▸ **Activity**
The answer should reproduce every entry exactly and contain no images.

▸ **Data records**

>>>

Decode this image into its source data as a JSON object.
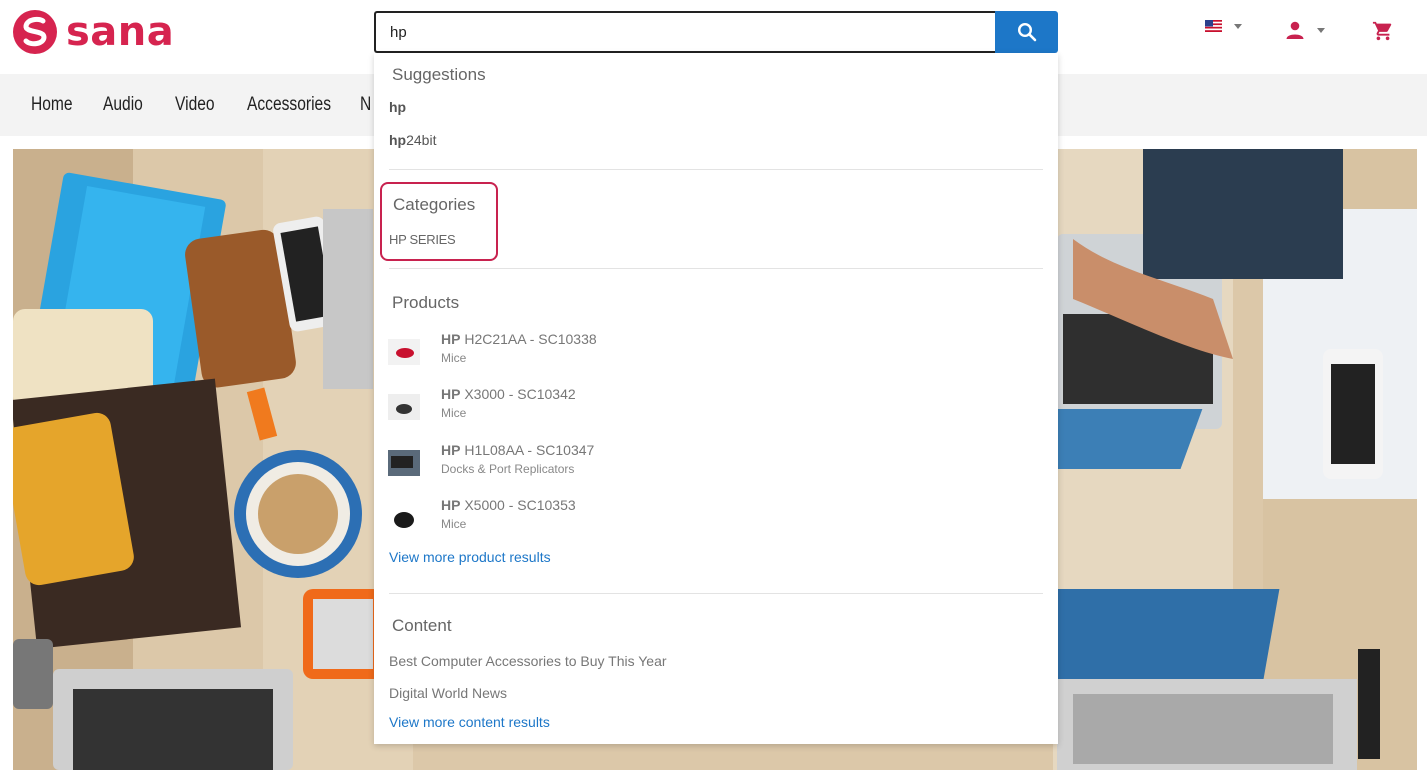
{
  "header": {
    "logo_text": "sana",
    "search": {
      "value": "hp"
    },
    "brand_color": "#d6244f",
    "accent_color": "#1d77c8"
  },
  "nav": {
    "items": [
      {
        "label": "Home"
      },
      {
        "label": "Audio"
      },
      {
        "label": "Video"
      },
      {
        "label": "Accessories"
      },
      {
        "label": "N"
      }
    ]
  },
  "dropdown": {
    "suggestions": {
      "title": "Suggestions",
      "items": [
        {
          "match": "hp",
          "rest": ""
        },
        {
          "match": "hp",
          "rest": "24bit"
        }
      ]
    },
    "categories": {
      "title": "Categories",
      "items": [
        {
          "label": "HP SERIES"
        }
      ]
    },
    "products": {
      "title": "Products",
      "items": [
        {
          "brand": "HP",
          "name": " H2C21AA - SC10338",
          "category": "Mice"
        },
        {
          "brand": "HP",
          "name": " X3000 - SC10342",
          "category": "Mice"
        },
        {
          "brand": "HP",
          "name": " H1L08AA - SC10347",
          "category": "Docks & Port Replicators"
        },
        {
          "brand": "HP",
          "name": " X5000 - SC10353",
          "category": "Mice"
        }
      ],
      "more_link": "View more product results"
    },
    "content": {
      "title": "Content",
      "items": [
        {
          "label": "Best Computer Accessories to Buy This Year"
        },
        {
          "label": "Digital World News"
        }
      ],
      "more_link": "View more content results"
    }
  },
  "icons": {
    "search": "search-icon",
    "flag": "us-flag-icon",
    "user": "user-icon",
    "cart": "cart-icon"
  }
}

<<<

▸ **Answer to the problem**
Decode this image into its source data as a JSON object.
{
  "header": {
    "logo_text": "sana",
    "search": {
      "value": "hp"
    },
    "brand_color": "#d6244f",
    "accent_color": "#1d77c8"
  },
  "nav": {
    "items": [
      {
        "label": "Home"
      },
      {
        "label": "Audio"
      },
      {
        "label": "Video"
      },
      {
        "label": "Accessories"
      },
      {
        "label": "N"
      }
    ]
  },
  "dropdown": {
    "suggestions": {
      "title": "Suggestions",
      "items": [
        {
          "match": "hp",
          "rest": ""
        },
        {
          "match": "hp",
          "rest": "24bit"
        }
      ]
    },
    "categories": {
      "title": "Categories",
      "items": [
        {
          "label": "HP SERIES"
        }
      ]
    },
    "products": {
      "title": "Products",
      "items": [
        {
          "brand": "HP",
          "name": " H2C21AA - SC10338",
          "category": "Mice"
        },
        {
          "brand": "HP",
          "name": " X3000 - SC10342",
          "category": "Mice"
        },
        {
          "brand": "HP",
          "name": " H1L08AA - SC10347",
          "category": "Docks & Port Replicators"
        },
        {
          "brand": "HP",
          "name": " X5000 - SC10353",
          "category": "Mice"
        }
      ],
      "more_link": "View more product results"
    },
    "content": {
      "title": "Content",
      "items": [
        {
          "label": "Best Computer Accessories to Buy This Year"
        },
        {
          "label": "Digital World News"
        }
      ],
      "more_link": "View more content results"
    }
  },
  "icons": {
    "search": "search-icon",
    "flag": "us-flag-icon",
    "user": "user-icon",
    "cart": "cart-icon"
  }
}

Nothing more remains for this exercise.